All eyes on AU observer missions as Burundi, Tanzania, CAR prepare for elections in 2020

Saturday November 23 2019

African Union election observers led by Thabo Mbeki brief media in Kenya in 2017.

African Union election observers led by Thabo Mbeki brief media in Kenya in 2017. FILE PHOTO | NMG 

The EastAfrican
By The EastAfrican
More by this Author

African Union Election observers have long received scathing attacks from opposition parties for doing little to promote democracy on the continent and for producing election reports late.

The AU Observer Missions are likely to come under scrutiny once more as Tanzania, Burundi and the Central African Republic (CAR) prepare to hold elections in 2020, amid complaints of opposition intimidation and gagging of the media.

Critics argue that election observation, which ought to add value to the democracy-building and peace-building functions of elections in Africa, has not achieved its goals since it favours “status quo and stability” rather than credible elections.

For instance, in the Kenyan election in August 2017, international observers—the AU Mission included—gave a verdict of confidence in the overall process despite clear problems, and urged defeated candidates to concede gracefully, only for the country’s supreme court to nullify the results.

In the Mission’s defence, Khabele Matlosa, the director of the Department of Political Affairs at the African Union Commission, said that their critics misunderstand their role and often expect immediate intervention, which is not their mandate.

He said the AU election observation is meant to reinforce procedural certainty and substantive uncertainty of elections as a central plank of electoral governance.

Advertisement

“It includes systematic, comprehensive and accurate information gathering; on-site fact-finding concerning the laws, processes and institutions related to the conduct of elections; impartial and professional analysis of such information; and reaching an informed verdict about the credibility, legitimacy and acceptability of the election outcome.

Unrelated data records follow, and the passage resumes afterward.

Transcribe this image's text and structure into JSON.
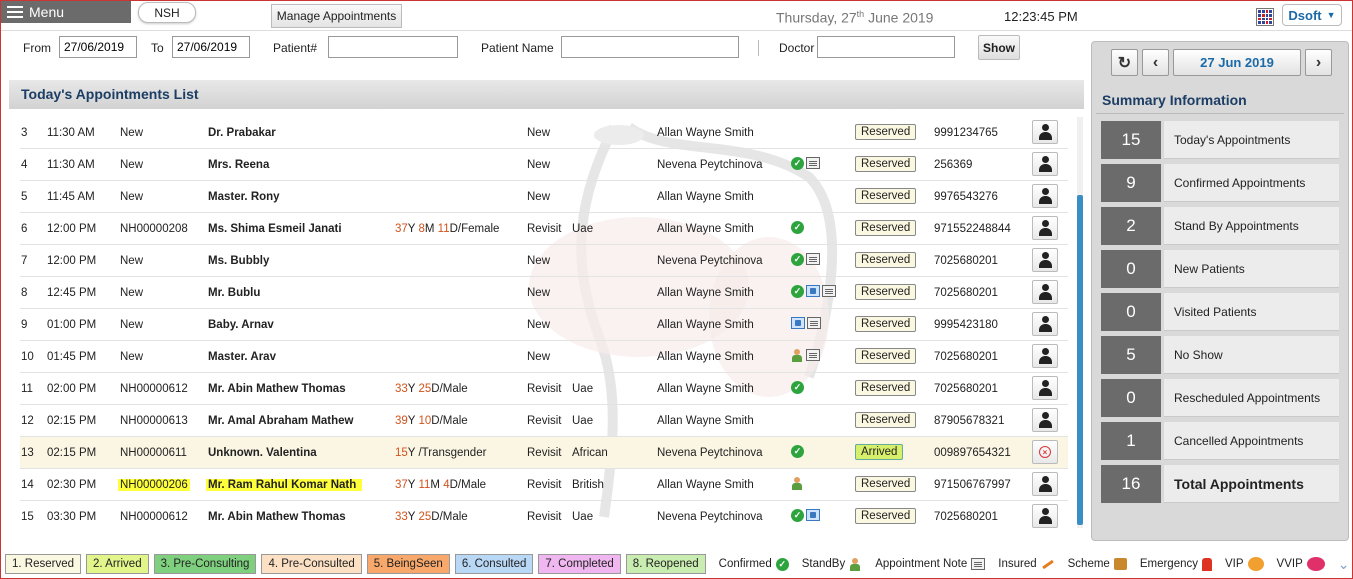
{
  "topbar": {
    "menu_label": "Menu",
    "facility": "NSH",
    "manage_label": "Manage Appointments",
    "date_weekday": "Thursday, 27",
    "date_suffix": "th",
    "date_rest": " June 2019",
    "time": "12:23:45 PM",
    "user": "Dsoft"
  },
  "filter": {
    "from_label": "From",
    "from_value": "27/06/2019",
    "to_label": "To",
    "to_value": "27/06/2019",
    "patient_no_label": "Patient#",
    "patient_no_value": "",
    "patient_name_label": "Patient Name",
    "patient_name_value": "",
    "doctor_label": "Doctor",
    "doctor_value": "",
    "show_label": "Show"
  },
  "list": {
    "title": "Today's Appointments List",
    "rows": [
      {
        "num": "3",
        "time": "11:30 AM",
        "pid": "New",
        "name": "Dr. Prabakar",
        "age": "",
        "type": "New",
        "nat": "",
        "doc": "Allan Wayne Smith",
        "icons": [],
        "status": "Reserved",
        "phone": "9991234765"
      },
      {
        "num": "4",
        "time": "11:30 AM",
        "pid": "New",
        "name": "Mrs. Reena",
        "age": "",
        "type": "New",
        "nat": "",
        "doc": "Nevena Peytchinova",
        "icons": [
          "confirmed",
          "note"
        ],
        "status": "Reserved",
        "phone": "256369"
      },
      {
        "num": "5",
        "time": "11:45 AM",
        "pid": "New",
        "name": "Master. Rony",
        "age": "",
        "type": "New",
        "nat": "",
        "doc": "Allan Wayne Smith",
        "icons": [],
        "status": "Reserved",
        "phone": "9976543276"
      },
      {
        "num": "6",
        "time": "12:00 PM",
        "pid": "NH00000208",
        "name": "Ms. Shima Esmeil Janati",
        "age": [
          "37",
          "Y ",
          "8",
          "M ",
          "11",
          "D/Female"
        ],
        "type": "Revisit",
        "nat": "Uae",
        "doc": "Allan Wayne Smith",
        "icons": [
          "confirmed"
        ],
        "status": "Reserved",
        "phone": "971552248844"
      },
      {
        "num": "7",
        "time": "12:00 PM",
        "pid": "New",
        "name": "Ms. Bubbly",
        "age": "",
        "type": "New",
        "nat": "",
        "doc": "Nevena Peytchinova",
        "icons": [
          "confirmed",
          "note"
        ],
        "status": "Reserved",
        "phone": "7025680201"
      },
      {
        "num": "8",
        "time": "12:45 PM",
        "pid": "New",
        "name": "Mr. Bublu",
        "age": "",
        "type": "New",
        "nat": "",
        "doc": "Allan Wayne Smith",
        "icons": [
          "confirmed",
          "insured",
          "note"
        ],
        "status": "Reserved",
        "phone": "7025680201"
      },
      {
        "num": "9",
        "time": "01:00 PM",
        "pid": "New",
        "name": "Baby. Arnav",
        "age": "",
        "type": "New",
        "nat": "",
        "doc": "Allan Wayne Smith",
        "icons": [
          "insured",
          "note"
        ],
        "status": "Reserved",
        "phone": "9995423180"
      },
      {
        "num": "10",
        "time": "01:45 PM",
        "pid": "New",
        "name": "Master. Arav",
        "age": "",
        "type": "New",
        "nat": "",
        "doc": "Allan Wayne Smith",
        "icons": [
          "standby",
          "note"
        ],
        "status": "Reserved",
        "phone": "7025680201"
      },
      {
        "num": "11",
        "time": "02:00 PM",
        "pid": "NH00000612",
        "name": "Mr. Abin Mathew Thomas",
        "age": [
          "33",
          "Y ",
          "25",
          "D/Male"
        ],
        "type": "Revisit",
        "nat": "Uae",
        "doc": "Allan Wayne Smith",
        "icons": [
          "confirmed"
        ],
        "status": "Reserved",
        "phone": "7025680201"
      },
      {
        "num": "12",
        "time": "02:15 PM",
        "pid": "NH00000613",
        "name": "Mr. Amal Abraham Mathew",
        "age": [
          "39",
          "Y ",
          "10",
          "D/Male"
        ],
        "type": "Revisit",
        "nat": "Uae",
        "doc": "Allan Wayne Smith",
        "icons": [],
        "status": "Reserved",
        "phone": "87905678321"
      },
      {
        "num": "13",
        "time": "02:15 PM",
        "pid": "NH00000611",
        "name": "Unknown. Valentina",
        "age": [
          "15",
          "Y /Transgender"
        ],
        "type": "Revisit",
        "nat": "African",
        "doc": "Nevena Peytchinova",
        "icons": [
          "confirmed"
        ],
        "status": "Arrived",
        "phone": "009897654321",
        "highlight": true,
        "cancel": true
      },
      {
        "num": "14",
        "time": "02:30 PM",
        "pid": "NH00000206",
        "name": "Mr. Ram Rahul Komar Nath",
        "age": [
          "37",
          "Y ",
          "11",
          "M ",
          "4",
          "D/Male"
        ],
        "type": "Revisit",
        "nat": "British",
        "doc": "Allan Wayne Smith",
        "icons": [
          "standby"
        ],
        "status": "Reserved",
        "phone": "971506767997",
        "marked": true
      },
      {
        "num": "15",
        "time": "03:30 PM",
        "pid": "NH00000612",
        "name": "Mr. Abin Mathew Thomas",
        "age": [
          "33",
          "Y ",
          "25",
          "D/Male"
        ],
        "type": "Revisit",
        "nat": "Uae",
        "doc": "Nevena Peytchinova",
        "icons": [
          "confirmed",
          "insured"
        ],
        "status": "Reserved",
        "phone": "7025680201"
      }
    ]
  },
  "summary": {
    "date": "27 Jun 2019",
    "title": "Summary Information",
    "items": [
      {
        "count": "15",
        "label": "Today's Appointments"
      },
      {
        "count": "9",
        "label": "Confirmed Appointments"
      },
      {
        "count": "2",
        "label": "Stand By Appointments"
      },
      {
        "count": "0",
        "label": "New Patients"
      },
      {
        "count": "0",
        "label": "Visited Patients"
      },
      {
        "count": "5",
        "label": "No Show"
      },
      {
        "count": "0",
        "label": "Rescheduled Appointments"
      },
      {
        "count": "1",
        "label": "Cancelled Appointments"
      },
      {
        "count": "16",
        "label": "Total Appointments"
      }
    ]
  },
  "legend": {
    "statuses": [
      {
        "label": "1. Reserved",
        "color": "#fbf8e2"
      },
      {
        "label": "2. Arrived",
        "color": "#e1f58a"
      },
      {
        "label": "3. Pre-Consulting",
        "color": "#7ed07e"
      },
      {
        "label": "4. Pre-Consulted",
        "color": "#fbe0c4"
      },
      {
        "label": "5. BeingSeen",
        "color": "#f7a86a"
      },
      {
        "label": "6. Consulted",
        "color": "#b9d8f5"
      },
      {
        "label": "7. Completed",
        "color": "#efb6ef"
      },
      {
        "label": "8. Reopened",
        "color": "#c9edb0"
      }
    ],
    "confirmed": "Confirmed",
    "standby": "StandBy",
    "note": "Appointment Note",
    "insured": "Insured",
    "scheme": "Scheme",
    "emergency": "Emergency",
    "vip": "VIP",
    "vvip": "VVIP"
  }
}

Watch, see, note and report,” he said.

Dr Matlosa, however, said that elections in Africa and other continents do not equal democracy. He said that elections can serve two purposes—as a fundamental anchor for democracy-building, and as a veil of legitimacy to authoritarian rule.

“Whereas democracy is unthinkable without elections, autocracy is also possible under regular elections. Elections can be held regularly even in political systems that are far from being democratic,” said Dr Matlosa.

Despite the accusations of doing too little, in January the AU observer mission tried to intervene in the Democratic Republic of Congo elections held the previous month.

The mission called for a delay in the final announcement of results but the AU heads of state and government agreed to send a high-level delegation to Kinshasa instead, in an effort to find a way out of the political crisis. The requests were ignored by the DRC government, then headed by Joseph Kabila.

Molu Boya, a commissioner with Kenya’s Independent Electoral and Boundaries Commission, said that many international observers rely on local civil society groups that are in most cases divided along political lines. He, however, said that some of the observers are able to send advance teams weeks before the elections.

Dr Matlosa said that the AU election observation structure involves two phases—the pre-electoral phase which includes safeguarding the integrity of voter registration and the voters’ roll and observing tabulation, counting and announcement of results and the post-electoral phase that involves assessing the overall performance of key actors (parties and the electoral management bodies), assessing electoral dispute resolution mechanisms and processes, and suggesting electoral, democracy and governance reforms.

Advertisement